Blacker Baron is similarly decked out in the spirit of his predecessor - an enormous black man with the swagger of a boxer and the suit of a pimp, looking like he just waltzed out of a Blaxploitation film and straight into a minstrel show. His power is Super Sexy Fists of Fun, essentially a way of punching people with style. Ah well, it's all for comedy effect! Just don't mention him to anyone outside of your local BNP chapter.

But Platinum's games have made eyebrows raise before. There's a general bigger-means-better philosophy at work in their titles, and often that has resulted in one or more controversial elements. When Bayonetta was released, for one, there was a rumble in the community about her status as a sexist character, suggestively sucking lollipops for health and striking stripper poses after a successful fight. Questionable maybe, but it's part of Platinum's make-it-larger-than-life mandate that has carried on through Anarchy Reigns.

This includes everything from character design to environmental design.

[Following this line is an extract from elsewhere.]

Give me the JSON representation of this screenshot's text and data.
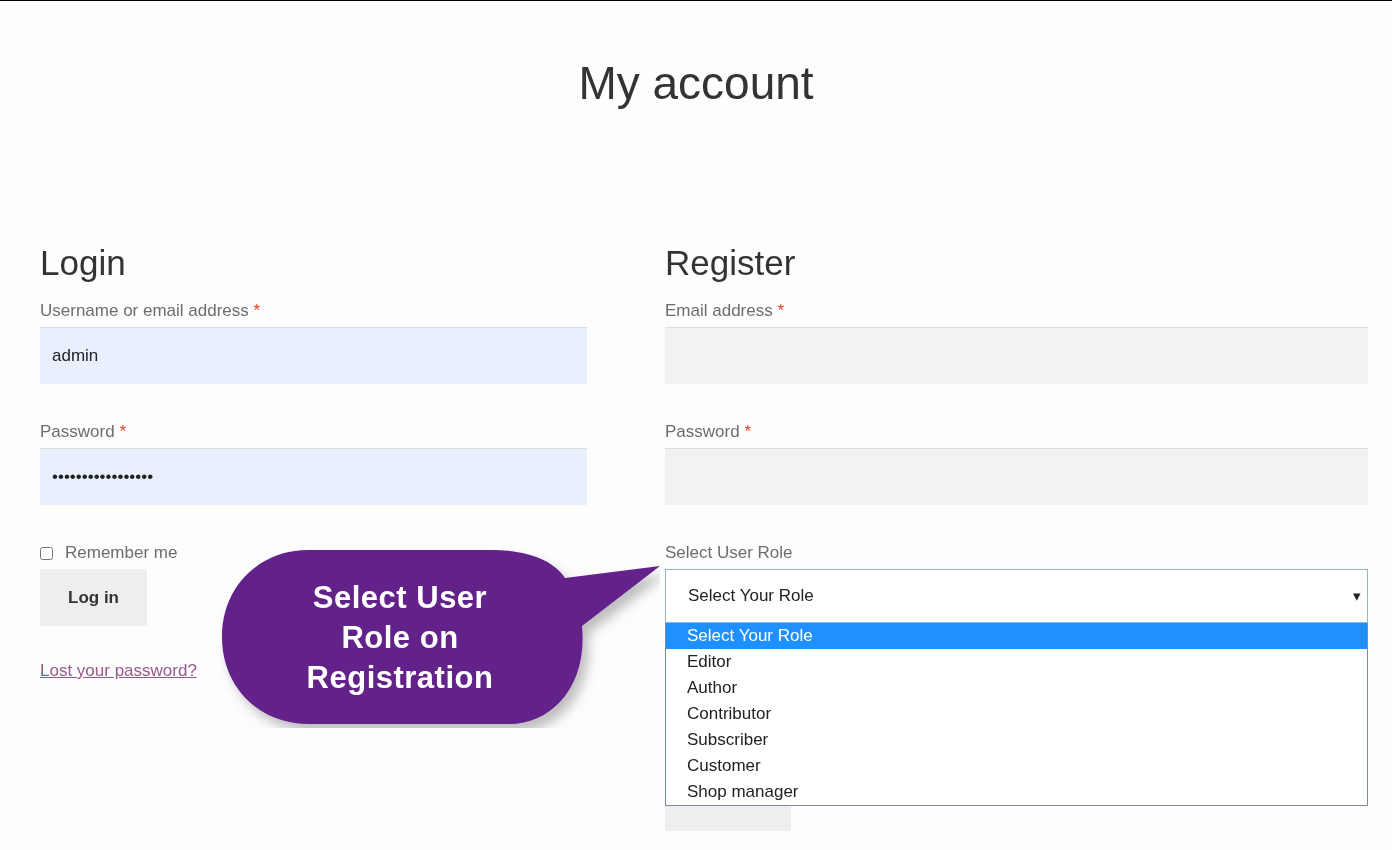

While the game follows the basic format of traditional beat 'em ups, introduced at various points during the fights are ATEs or Action Trigger Events. These are giant, randomly-triggered cinematic events that change the landscape, creating anything from tsunamis to black holes that suck you in and transport you to another area of the map. You'll also have to deal with planes that carpet bomb the area, and enormous blades that pop up and slice up anything in range.

The demo we were shown portrayed a seven-player fight taking place in the city of Altanbra, in a post-apocalyptic future where human survival has depended on the development of nano machines. The first few minutes of fighting found brawlers being sawed in half with a chainsaw to a soundtrack of up-beat tunes, followed swiftly by one of the game's ATEs. In this case it was a collapsing bridge that begins to crumble into the city, creating a second and bigger threat for you to worry about beyond those other players. A few minutes later we see another, the black hole this time. They pop up continuously and randomly until the end of the match.

Duels provide some additional variety to the action. They're triggered by interacting with certain objects, which cause two players to be sucked out of the city and into a separate ring where the winner receives a special ability - although what this consisted of was left vague during the demo. Anarchy also incorporates multiplayer co-op, which from what we saw looked like a basic interpretation of Horde Mode, with increasingly difficult waves of enemies flung at your characters.

Beyond the multiplayer focus there's a nugget of a story mode that has you controlling Jack, another residual character from MadWorld, who this time around is a cyborg and part of a police-like group called the Chasers. The remaining characters from multiplayer take the role of Jack's adversaries, while Jack takes on missions around the city using his trusty chainsaw. The team remained tight-lipped on many of the specific details, but the crossover with previous Platinum material is the undeniable draw. It's too early to tell how well Anarchy Reigns individualises itself from other beat 'em ups but the game certainly remains very loyal to the stylistic traditions of Platinum's last few titles. Let's hope it lives up to their quality, too.